*Work request:* Among the entries below, find the lines with the word "sure" and return them.

*Stored items:*
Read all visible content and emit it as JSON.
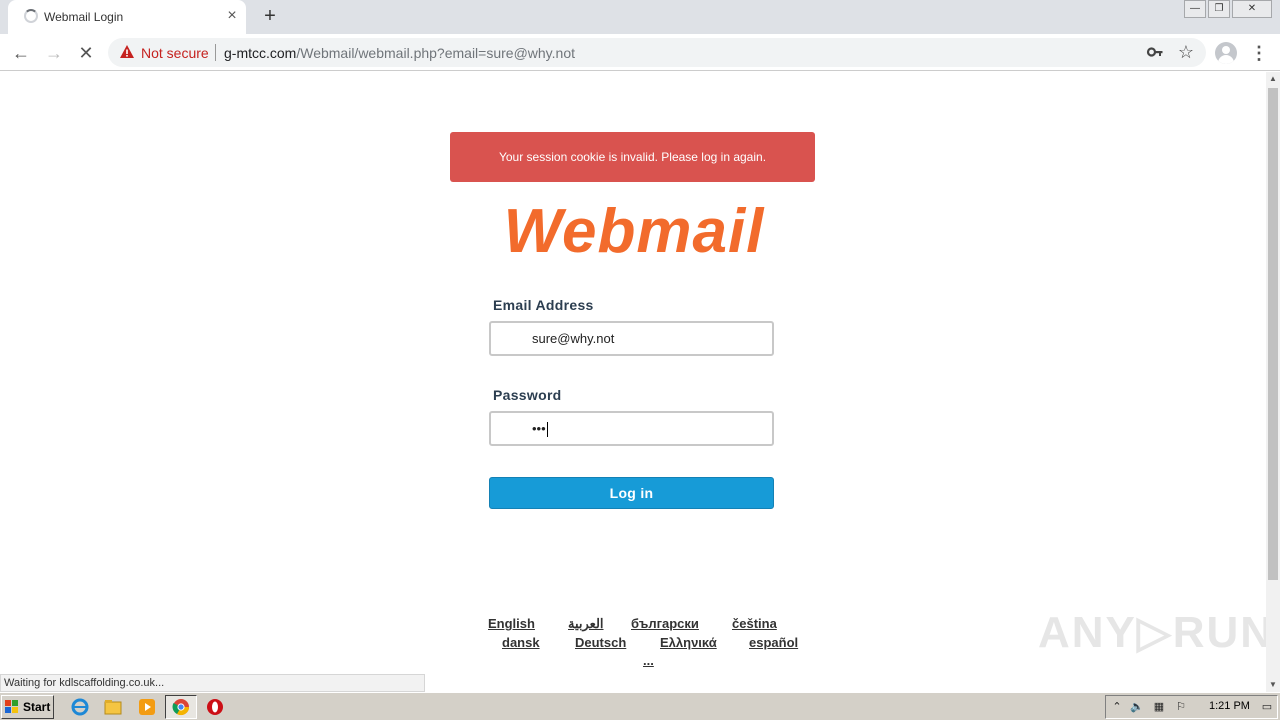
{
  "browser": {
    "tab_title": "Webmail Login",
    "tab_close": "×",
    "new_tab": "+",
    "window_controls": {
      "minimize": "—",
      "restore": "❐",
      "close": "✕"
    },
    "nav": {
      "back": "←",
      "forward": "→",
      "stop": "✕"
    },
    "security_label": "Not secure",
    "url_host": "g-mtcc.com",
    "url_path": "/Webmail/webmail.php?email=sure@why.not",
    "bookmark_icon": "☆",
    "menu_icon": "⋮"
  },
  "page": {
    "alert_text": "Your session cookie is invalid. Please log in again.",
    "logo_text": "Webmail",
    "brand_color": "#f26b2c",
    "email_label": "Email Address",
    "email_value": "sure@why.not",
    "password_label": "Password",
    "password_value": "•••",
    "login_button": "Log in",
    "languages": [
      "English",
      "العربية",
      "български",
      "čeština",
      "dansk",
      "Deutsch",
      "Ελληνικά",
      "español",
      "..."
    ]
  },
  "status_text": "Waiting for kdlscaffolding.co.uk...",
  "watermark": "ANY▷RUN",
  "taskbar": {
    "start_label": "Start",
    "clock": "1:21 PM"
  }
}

*Answer for this exercise:*
    "url_path": "/Webmail/webmail.php?email=sure@why.not",
    "email_value": "sure@why.not",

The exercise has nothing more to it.